The Singapore Prize and SME Branding Awards

The Singapore prize is a set of awards given to individuals and businesses that have made significant contributions to the city-state. The award is presented annually by the Singapore government and is accompanied by a medal bearing the state emblem. The prize is open to both local and foreign residents of Singapore, as well as companies that are headquartered in the country. The medal is made of silver and features the state emblem on its obverse. The inscription reads “Singapore Prize”.

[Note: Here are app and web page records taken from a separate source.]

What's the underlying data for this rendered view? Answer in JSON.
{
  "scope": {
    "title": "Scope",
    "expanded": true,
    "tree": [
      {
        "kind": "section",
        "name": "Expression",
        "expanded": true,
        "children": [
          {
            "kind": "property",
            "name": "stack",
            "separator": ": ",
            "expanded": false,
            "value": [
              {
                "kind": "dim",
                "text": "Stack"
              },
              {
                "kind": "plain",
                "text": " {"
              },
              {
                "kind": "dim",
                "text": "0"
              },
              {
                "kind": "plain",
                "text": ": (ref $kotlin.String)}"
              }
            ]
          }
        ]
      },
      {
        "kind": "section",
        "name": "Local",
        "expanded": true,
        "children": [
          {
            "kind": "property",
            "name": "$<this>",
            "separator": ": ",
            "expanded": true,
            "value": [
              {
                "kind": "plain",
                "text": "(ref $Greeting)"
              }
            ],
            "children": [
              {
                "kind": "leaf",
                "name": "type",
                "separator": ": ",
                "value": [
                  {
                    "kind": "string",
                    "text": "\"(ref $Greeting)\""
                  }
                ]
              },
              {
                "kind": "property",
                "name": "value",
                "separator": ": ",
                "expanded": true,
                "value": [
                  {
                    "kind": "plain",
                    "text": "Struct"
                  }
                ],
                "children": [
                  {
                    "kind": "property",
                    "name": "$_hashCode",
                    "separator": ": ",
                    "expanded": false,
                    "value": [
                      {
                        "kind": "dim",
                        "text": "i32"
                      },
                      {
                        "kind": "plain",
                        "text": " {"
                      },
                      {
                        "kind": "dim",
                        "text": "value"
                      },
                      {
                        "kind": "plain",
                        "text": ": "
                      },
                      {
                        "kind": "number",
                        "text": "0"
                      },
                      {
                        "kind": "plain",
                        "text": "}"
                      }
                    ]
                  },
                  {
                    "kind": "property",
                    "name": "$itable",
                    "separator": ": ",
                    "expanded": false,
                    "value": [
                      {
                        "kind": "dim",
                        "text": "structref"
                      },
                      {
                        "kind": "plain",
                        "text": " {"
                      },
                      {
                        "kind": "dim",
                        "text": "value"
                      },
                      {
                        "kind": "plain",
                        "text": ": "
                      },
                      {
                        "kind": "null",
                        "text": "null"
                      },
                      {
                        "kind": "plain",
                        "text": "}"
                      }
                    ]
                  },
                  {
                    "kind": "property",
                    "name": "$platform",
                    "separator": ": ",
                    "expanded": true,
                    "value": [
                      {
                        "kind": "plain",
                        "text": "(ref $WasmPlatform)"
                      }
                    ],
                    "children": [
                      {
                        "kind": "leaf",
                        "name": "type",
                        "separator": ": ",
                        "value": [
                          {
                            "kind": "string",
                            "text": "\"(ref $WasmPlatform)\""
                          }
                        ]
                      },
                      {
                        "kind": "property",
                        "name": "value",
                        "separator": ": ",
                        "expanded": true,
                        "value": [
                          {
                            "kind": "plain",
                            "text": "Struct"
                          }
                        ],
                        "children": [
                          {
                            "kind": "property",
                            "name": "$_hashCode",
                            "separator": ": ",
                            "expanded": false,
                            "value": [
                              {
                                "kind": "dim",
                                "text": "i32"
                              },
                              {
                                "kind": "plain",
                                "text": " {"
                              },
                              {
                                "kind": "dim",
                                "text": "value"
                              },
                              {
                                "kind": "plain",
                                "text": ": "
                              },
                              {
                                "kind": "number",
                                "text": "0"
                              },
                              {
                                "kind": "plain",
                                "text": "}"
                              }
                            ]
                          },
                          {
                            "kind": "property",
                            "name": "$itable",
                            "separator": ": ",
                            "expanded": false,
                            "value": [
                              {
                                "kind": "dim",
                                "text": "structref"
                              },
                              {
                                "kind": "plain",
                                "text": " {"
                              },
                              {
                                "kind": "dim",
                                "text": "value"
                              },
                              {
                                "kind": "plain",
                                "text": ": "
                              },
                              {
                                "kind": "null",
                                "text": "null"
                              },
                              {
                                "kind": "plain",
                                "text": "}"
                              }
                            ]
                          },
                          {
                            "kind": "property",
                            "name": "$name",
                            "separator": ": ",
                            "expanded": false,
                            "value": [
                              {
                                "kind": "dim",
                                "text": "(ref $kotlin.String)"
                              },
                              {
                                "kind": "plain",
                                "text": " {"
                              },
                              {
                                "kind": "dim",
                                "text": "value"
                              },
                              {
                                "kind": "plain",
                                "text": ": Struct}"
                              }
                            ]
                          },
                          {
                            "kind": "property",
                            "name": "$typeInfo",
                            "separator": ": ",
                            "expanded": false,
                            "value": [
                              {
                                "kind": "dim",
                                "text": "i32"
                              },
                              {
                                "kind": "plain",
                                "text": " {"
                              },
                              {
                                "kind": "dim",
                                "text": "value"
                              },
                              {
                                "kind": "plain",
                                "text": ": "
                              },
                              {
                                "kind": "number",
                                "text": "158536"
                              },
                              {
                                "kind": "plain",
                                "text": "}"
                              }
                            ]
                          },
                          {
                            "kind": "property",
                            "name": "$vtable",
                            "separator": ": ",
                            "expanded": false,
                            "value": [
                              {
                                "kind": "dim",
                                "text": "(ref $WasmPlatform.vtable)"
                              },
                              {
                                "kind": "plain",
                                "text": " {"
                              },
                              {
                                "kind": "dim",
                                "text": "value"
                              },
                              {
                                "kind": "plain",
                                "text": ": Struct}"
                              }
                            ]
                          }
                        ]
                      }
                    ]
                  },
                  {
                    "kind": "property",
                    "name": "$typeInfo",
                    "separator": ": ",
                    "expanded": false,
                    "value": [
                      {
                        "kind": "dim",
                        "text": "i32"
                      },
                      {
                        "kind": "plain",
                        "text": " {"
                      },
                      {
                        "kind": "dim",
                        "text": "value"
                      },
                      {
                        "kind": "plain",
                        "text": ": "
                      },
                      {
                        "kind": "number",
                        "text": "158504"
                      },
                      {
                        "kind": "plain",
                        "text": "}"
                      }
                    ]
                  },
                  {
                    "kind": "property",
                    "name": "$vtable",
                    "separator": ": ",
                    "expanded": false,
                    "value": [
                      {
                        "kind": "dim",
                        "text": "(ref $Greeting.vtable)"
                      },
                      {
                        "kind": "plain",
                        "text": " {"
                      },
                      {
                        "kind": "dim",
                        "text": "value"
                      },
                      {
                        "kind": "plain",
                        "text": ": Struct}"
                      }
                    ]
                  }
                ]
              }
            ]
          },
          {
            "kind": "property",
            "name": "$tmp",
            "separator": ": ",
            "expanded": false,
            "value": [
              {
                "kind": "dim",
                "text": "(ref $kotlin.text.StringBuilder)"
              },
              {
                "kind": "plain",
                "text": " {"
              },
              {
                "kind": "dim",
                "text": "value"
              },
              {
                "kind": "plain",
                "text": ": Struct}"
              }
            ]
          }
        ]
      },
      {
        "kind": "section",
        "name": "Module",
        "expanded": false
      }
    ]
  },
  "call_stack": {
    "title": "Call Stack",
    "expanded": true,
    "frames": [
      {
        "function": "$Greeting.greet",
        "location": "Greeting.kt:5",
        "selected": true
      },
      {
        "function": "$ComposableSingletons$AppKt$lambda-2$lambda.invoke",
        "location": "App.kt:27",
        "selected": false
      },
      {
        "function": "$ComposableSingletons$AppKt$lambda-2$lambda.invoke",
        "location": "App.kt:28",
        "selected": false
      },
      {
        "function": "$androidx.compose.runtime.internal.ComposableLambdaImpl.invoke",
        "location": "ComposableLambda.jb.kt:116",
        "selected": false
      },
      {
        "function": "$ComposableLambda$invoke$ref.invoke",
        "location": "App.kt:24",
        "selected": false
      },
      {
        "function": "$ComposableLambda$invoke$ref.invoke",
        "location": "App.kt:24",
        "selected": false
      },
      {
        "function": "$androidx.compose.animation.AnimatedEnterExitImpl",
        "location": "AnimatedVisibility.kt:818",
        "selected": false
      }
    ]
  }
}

The SME Branding Awards, previously known as the SG 50 Branding Excellence Awards, is an annual competition that recognises small and medium-sized enterprises (SMEs) in Singapore for their outstanding achievements in branding. This is done by evaluating their branding efforts, including their products and services, as well as the way they engage with consumers, and also examining how they are leveraging trends like digitalisation and generative artificial intelligence.

This year, the competition received more than 500 nominations. The winners will be honoured at a ceremony in May, and they will be presented with the prestigious Presidential Medal. The medal is made of silver and features a stylised roseette of undulating folds topped by a crescent and five stars on the obverse, with the State Arms on the reverse.

Britain’s Prince William took to the waters for a morning of dragon boating in Singapore on Monday ahead of activities for the annual Earthshot Prize awards, which promote solutions to the planet’s environmental threats. The Prince, who is in Singapore for the event, rowed along with athletes from the British Dragons club on Kallang river as he rowed to a beat. He was joined by other guests, such as entrepreneur and sports personality Vivian Chan, who is a co-founder of the event.

Prof Miksic was awarded the Singapore History Prize on Thursday, which is administered by the NUS Department of History. The award was introduced in 2014 as part of the SG50 programmes to celebrate Singapore’s anniversary, and is the first prize here that is devoted to the nation’s history. The panel of judges, which included NUS Asia Research Institute distinguished fellow Kishore Mahbubani and historians Associate Professor Ian Gordon and Seng Guo Quan, selected Prof Miksic’s book over five others. Their decision was based on his work’s contribution to a “fundamental reinterpretation of Singapore’s pre-colonial history and its place in the Asian world”.